Take every line from the entries below that includes the word "icon" and copy it.

[Data about app and page elements]

Content starts

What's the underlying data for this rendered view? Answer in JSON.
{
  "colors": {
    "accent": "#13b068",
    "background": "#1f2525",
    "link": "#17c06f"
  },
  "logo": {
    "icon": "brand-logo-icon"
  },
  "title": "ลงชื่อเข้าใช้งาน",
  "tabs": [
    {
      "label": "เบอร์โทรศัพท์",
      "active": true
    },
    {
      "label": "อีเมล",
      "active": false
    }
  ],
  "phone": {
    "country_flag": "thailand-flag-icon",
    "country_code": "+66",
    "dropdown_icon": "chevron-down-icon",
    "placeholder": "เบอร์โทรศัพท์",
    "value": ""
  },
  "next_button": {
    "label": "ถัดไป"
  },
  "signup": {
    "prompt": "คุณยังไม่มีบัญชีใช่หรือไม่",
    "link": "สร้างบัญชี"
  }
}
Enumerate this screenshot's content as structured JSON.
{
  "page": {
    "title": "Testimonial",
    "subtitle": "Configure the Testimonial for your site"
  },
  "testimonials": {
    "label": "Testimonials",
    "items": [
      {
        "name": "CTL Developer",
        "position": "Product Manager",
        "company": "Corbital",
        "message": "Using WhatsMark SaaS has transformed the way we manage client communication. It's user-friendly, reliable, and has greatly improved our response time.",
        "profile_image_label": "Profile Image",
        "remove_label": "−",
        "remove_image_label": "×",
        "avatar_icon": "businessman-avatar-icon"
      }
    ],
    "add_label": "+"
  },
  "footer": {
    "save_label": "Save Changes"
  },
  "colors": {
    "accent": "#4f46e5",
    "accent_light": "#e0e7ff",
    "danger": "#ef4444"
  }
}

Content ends

→ Answer area
    "icon": "brand-logo-icon"
    "country_flag": "thailand-flag-icon",
    "dropdown_icon": "chevron-down-icon",
        "avatar_icon": "businessman-avatar-icon"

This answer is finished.